The listing below is to be reproduced in full, character for character.
※
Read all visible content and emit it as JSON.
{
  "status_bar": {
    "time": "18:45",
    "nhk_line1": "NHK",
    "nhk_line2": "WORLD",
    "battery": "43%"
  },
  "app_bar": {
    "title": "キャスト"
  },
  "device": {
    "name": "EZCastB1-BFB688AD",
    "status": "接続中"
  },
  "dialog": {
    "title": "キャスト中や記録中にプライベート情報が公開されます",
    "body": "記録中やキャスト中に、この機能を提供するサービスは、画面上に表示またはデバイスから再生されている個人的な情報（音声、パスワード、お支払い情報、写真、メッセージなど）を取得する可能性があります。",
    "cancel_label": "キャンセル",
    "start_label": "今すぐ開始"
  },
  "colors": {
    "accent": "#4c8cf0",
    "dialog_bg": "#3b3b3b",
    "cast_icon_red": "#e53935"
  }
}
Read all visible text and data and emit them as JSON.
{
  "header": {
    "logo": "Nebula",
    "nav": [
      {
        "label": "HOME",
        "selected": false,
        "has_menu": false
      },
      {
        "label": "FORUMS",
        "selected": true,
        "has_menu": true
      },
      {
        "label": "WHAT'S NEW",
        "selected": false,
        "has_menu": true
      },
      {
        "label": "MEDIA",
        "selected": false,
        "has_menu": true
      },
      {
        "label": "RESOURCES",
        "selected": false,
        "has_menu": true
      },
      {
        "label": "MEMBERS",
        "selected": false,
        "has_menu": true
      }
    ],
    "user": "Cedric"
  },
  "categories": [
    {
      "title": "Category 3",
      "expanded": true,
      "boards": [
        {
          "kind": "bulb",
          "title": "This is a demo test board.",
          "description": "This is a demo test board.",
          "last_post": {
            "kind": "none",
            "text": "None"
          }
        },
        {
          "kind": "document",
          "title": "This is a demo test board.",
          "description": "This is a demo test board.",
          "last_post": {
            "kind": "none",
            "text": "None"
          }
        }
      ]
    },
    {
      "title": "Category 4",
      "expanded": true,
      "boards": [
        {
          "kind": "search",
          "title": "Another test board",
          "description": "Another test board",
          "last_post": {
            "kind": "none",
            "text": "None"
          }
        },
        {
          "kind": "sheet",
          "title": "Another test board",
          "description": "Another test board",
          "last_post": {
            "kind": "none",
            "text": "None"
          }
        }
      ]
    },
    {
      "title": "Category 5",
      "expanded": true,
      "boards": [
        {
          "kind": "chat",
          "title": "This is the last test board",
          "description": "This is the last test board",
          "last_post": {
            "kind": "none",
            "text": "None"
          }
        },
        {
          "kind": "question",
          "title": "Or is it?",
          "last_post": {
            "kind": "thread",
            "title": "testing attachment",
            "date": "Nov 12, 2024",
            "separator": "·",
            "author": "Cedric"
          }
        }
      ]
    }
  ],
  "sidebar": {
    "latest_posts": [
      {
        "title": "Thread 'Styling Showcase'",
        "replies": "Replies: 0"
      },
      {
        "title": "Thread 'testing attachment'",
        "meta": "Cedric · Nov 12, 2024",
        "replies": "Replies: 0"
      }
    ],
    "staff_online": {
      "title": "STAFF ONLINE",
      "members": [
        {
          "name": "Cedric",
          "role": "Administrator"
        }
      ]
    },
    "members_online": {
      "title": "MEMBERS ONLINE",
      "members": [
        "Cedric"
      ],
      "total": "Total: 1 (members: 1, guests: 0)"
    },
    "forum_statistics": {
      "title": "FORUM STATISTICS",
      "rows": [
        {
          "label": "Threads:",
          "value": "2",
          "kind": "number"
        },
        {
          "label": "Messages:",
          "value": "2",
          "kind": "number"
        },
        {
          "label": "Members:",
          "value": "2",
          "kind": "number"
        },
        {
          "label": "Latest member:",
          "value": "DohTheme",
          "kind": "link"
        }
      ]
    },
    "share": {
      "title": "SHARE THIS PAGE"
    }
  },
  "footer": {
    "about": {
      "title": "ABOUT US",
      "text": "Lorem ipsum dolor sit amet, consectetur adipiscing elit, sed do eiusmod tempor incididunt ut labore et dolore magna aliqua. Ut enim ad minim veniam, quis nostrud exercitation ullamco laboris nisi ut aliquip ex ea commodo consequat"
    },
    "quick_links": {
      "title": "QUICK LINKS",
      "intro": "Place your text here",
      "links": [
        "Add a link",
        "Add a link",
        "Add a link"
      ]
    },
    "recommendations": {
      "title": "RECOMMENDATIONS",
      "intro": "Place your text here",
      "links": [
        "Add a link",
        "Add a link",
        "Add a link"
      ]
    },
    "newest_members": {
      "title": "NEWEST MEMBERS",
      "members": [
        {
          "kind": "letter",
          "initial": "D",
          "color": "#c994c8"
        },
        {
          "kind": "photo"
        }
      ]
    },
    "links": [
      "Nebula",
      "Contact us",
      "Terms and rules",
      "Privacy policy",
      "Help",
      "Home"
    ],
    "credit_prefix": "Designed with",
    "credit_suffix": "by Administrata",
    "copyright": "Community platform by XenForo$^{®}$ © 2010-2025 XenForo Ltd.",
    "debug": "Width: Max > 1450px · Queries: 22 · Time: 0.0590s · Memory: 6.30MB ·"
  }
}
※
_FINAL ANSWER_
Read all visible content and emit it as JSON.
{
  "status_bar": {
    "time": "18:45",
    "nhk_line1": "NHK",
    "nhk_line2": "WORLD",
    "battery": "43%"
  },
  "app_bar": {
    "title": "キャスト"
  },
  "device": {
    "name": "EZCastB1-BFB688AD",
    "status": "接続中"
  },
  "dialog": {
    "title": "キャスト中や記録中にプライベート情報が公開されます",
    "body": "記録中やキャスト中に、この機能を提供するサービスは、画面上に表示またはデバイスから再生されている個人的な情報（音声、パスワード、お支払い情報、写真、メッセージなど）を取得する可能性があります。",
    "cancel_label": "キャンセル",
    "start_label": "今すぐ開始"
  },
  "colors": {
    "accent": "#4c8cf0",
    "dialog_bg": "#3b3b3b",
    "cast_icon_red": "#e53935"
  }
}
Read all visible text and data and emit them as JSON.
{
  "header": {
    "logo": "Nebula",
    "nav": [
      {
        "label": "HOME",
        "selected": false,
        "has_menu": false
      },
      {
        "label": "FORUMS",
        "selected": true,
        "has_menu": true
      },
      {
        "label": "WHAT'S NEW",
        "selected": false,
        "has_menu": true
      },
      {
        "label": "MEDIA",
        "selected": false,
        "has_menu": true
      },
      {
        "label": "RESOURCES",
        "selected": false,
        "has_menu": true
      },
      {
        "label": "MEMBERS",
        "selected": false,
        "has_menu": true
      }
    ],
    "user": "Cedric"
  },
  "categories": [
    {
      "title": "Category 3",
      "expanded": true,
      "boards": [
        {
          "kind": "bulb",
          "title": "This is a demo test board.",
          "description": "This is a demo test board.",
          "last_post": {
            "kind": "none",
            "text": "None"
          }
        },
        {
          "kind": "document",
          "title": "This is a demo test board.",
          "description": "This is a demo test board.",
          "last_post": {
            "kind": "none",
            "text": "None"
          }
        }
      ]
    },
    {
      "title": "Category 4",
      "expanded": true,
      "boards": [
        {
          "kind": "search",
          "title": "Another test board",
          "description": "Another test board",
          "last_post": {
            "kind": "none",
            "text": "None"
          }
        },
        {
          "kind": "sheet",
          "title": "Another test board",
          "description": "Another test board",
          "last_post": {
            "kind": "none",
            "text": "None"
          }
        }
      ]
    },
    {
      "title": "Category 5",
      "expanded": true,
      "boards": [
        {
          "kind": "chat",
          "title": "This is the last test board",
          "description": "This is the last test board",
          "last_post": {
            "kind": "none",
            "text": "None"
          }
        },
        {
          "kind": "question",
          "title": "Or is it?",
          "last_post": {
            "kind": "thread",
            "title": "testing attachment",
            "date": "Nov 12, 2024",
            "separator": "·",
            "author": "Cedric"
          }
        }
      ]
    }
  ],
  "sidebar": {
    "latest_posts": [
      {
        "title": "Thread 'Styling Showcase'",
        "replies": "Replies: 0"
      },
      {
        "title": "Thread 'testing attachment'",
        "meta": "Cedric · Nov 12, 2024",
        "replies": "Replies: 0"
      }
    ],
    "staff_online": {
      "title": "STAFF ONLINE",
      "members": [
        {
          "name": "Cedric",
          "role": "Administrator"
        }
      ]
    },
    "members_online": {
      "title": "MEMBERS ONLINE",
      "members": [
        "Cedric"
      ],
      "total": "Total: 1 (members: 1, guests: 0)"
    },
    "forum_statistics": {
      "title": "FORUM STATISTICS",
      "rows": [
        {
          "label": "Threads:",
          "value": "2",
          "kind": "number"
        },
        {
          "label": "Messages:",
          "value": "2",
          "kind": "number"
        },
        {
          "label": "Members:",
          "value": "2",
          "kind": "number"
        },
        {
          "label": "Latest member:",
          "value": "DohTheme",
          "kind": "link"
        }
      ]
    },
    "share": {
      "title": "SHARE THIS PAGE"
    }
  },
  "footer": {
    "about": {
      "title": "ABOUT US",
      "text": "Lorem ipsum dolor sit amet, consectetur adipiscing elit, sed do eiusmod tempor incididunt ut labore et dolore magna aliqua. Ut enim ad minim veniam, quis nostrud exercitation ullamco laboris nisi ut aliquip ex ea commodo consequat"
    },
    "quick_links": {
      "title": "QUICK LINKS",
      "intro": "Place your text here",
      "links": [
        "Add a link",
        "Add a link",
        "Add a link"
      ]
    },
    "recommendations": {
      "title": "RECOMMENDATIONS",
      "intro": "Place your text here",
      "links": [
        "Add a link",
        "Add a link",
        "Add a link"
      ]
    },
    "newest_members": {
      "title": "NEWEST MEMBERS",
      "members": [
        {
          "kind": "letter",
          "initial": "D",
          "color": "#c994c8"
        },
        {
          "kind": "photo"
        }
      ]
    },
    "links": [
      "Nebula",
      "Contact us",
      "Terms and rules",
      "Privacy policy",
      "Help",
      "Home"
    ],
    "credit_prefix": "Designed with",
    "credit_suffix": "by Administrata",
    "copyright": "Community platform by XenForo$^{®}$ © 2010-2025 XenForo Ltd.",
    "debug": "Width: Max > 1450px · Queries: 22 · Time: 0.0590s · Memory: 6.30MB ·"
  }
}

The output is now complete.